**AIM OF THE TASK**:
Collect all lines from the listing that include the string "label".
*** Block opens ***
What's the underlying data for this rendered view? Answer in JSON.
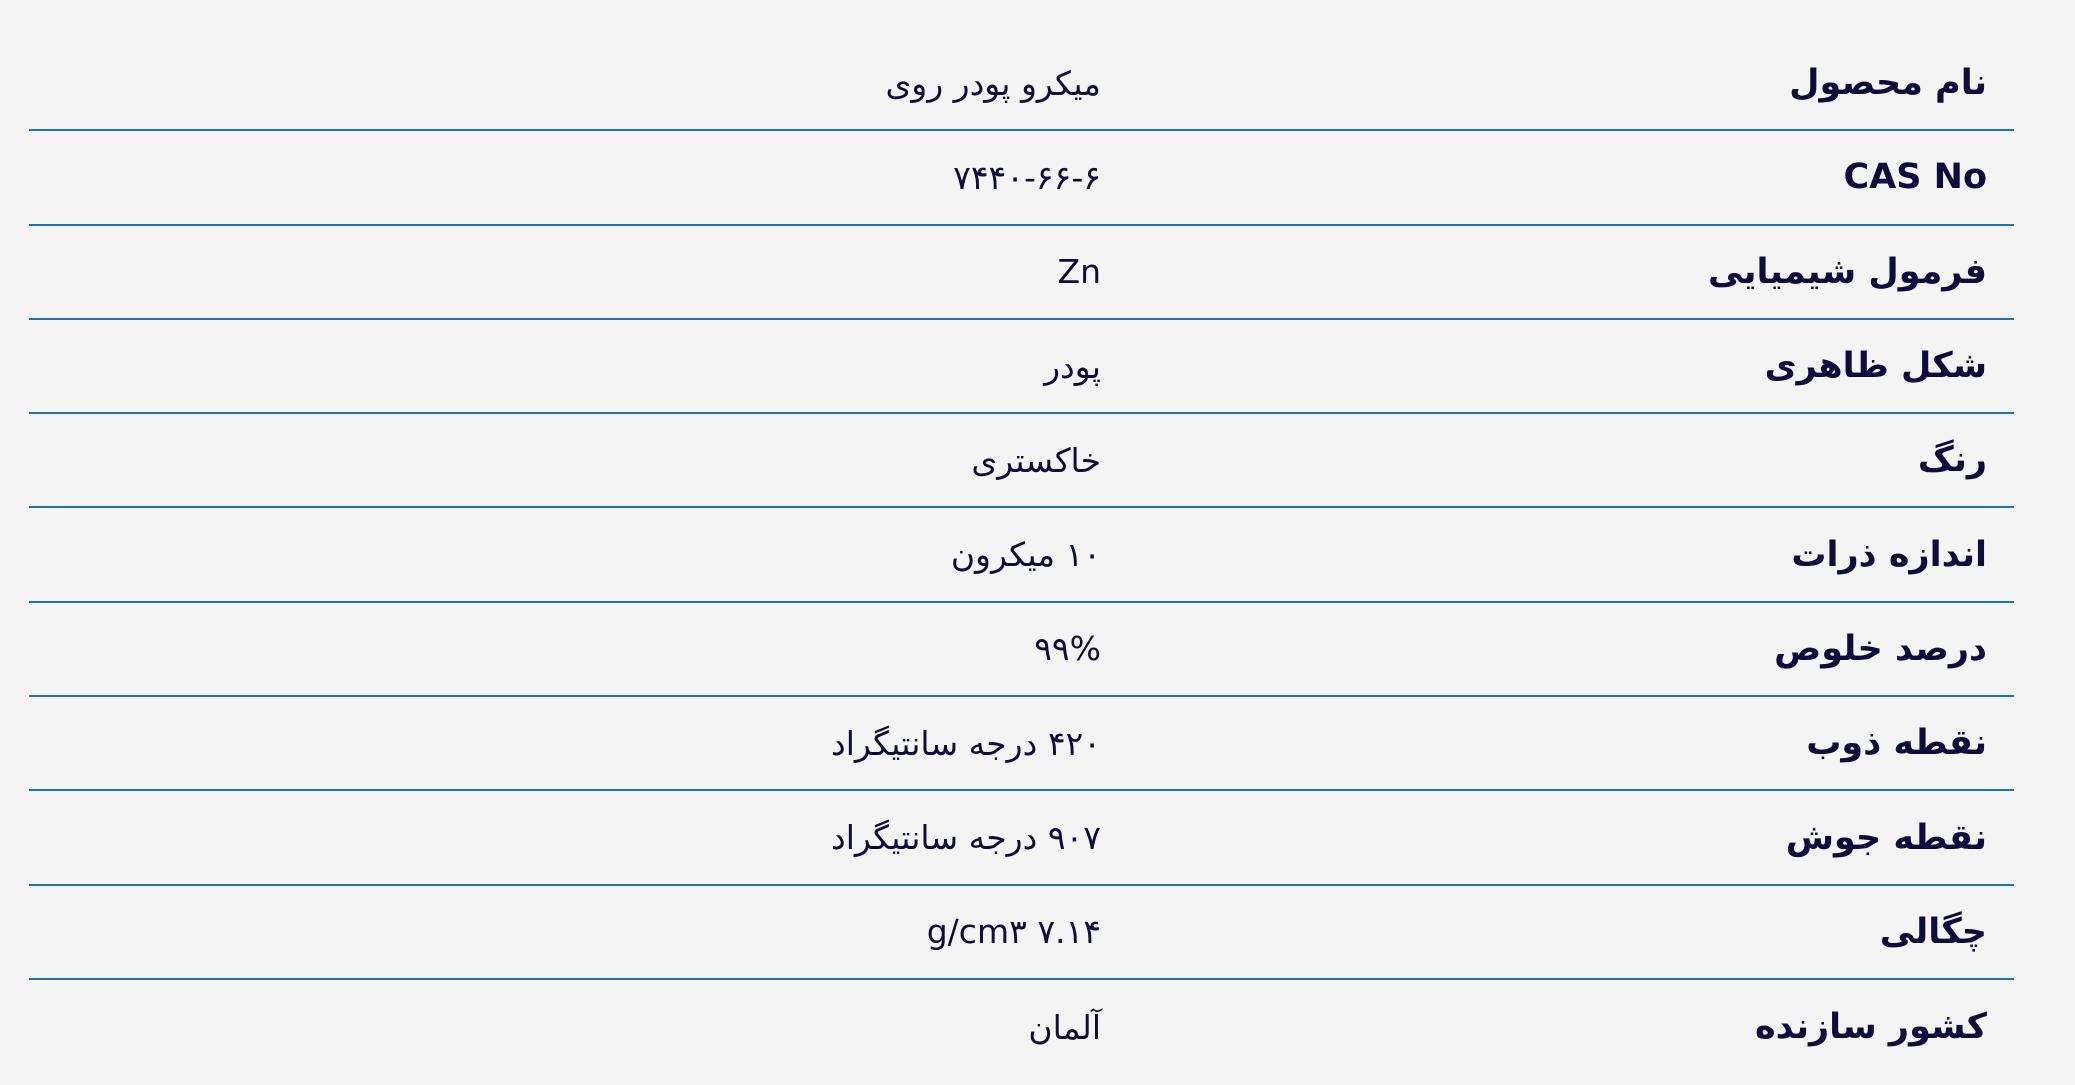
{
  "colors": {
    "text": "#0d0c3d",
    "divider": "#1e70c1",
    "background": "#f4f4f4"
  },
  "rows": [
    {
      "label": "نام محصول",
      "value": "میکرو پودر روی"
    },
    {
      "label": "CAS No",
      "value": "۷۴۴۰-۶۶-۶"
    },
    {
      "label": "فرمول شیمیایی",
      "value": "Zn"
    },
    {
      "label": "شکل ظاهری",
      "value": "پودر"
    },
    {
      "label": "رنگ",
      "value": "خاکستری"
    },
    {
      "label": "اندازه ذرات",
      "value": "۱۰ میکرون"
    },
    {
      "label": "درصد خلوص",
      "value": "۹۹%"
    },
    {
      "label": "نقطه ذوب",
      "value": "۴۲۰ درجه سانتیگراد"
    },
    {
      "label": "نقطه جوش",
      "value": "۹۰۷ درجه سانتیگراد"
    },
    {
      "label": "چگالی",
      "value": "۷.۱۴ g/cm۳"
    },
    {
      "label": "کشور سازنده",
      "value": "آلمان"
    }
  ]
}
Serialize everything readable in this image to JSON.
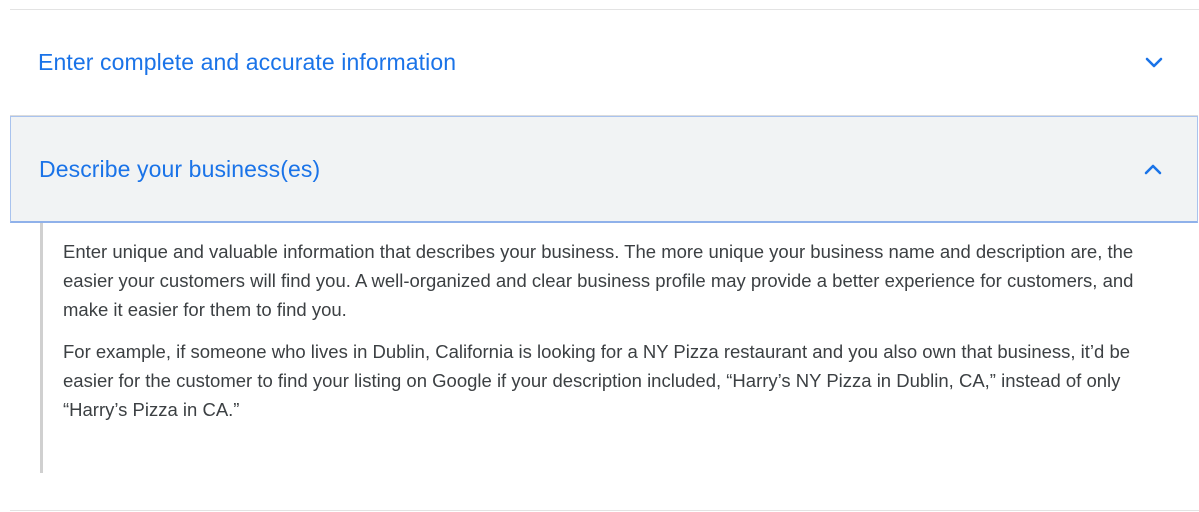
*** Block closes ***
**RESULT OF THE EXERCISE**:
      "label": "نام محصول",
      "label": "CAS No",
      "label": "فرمول شیمیایی",
      "label": "شکل ظاهری",
      "label": "رنگ",
      "label": "اندازه ذرات",
      "label": "درصد خلوص",
      "label": "نقطه ذوب",
      "label": "نقطه جوش",
      "label": "چگالی",
      "label": "کشور سازنده",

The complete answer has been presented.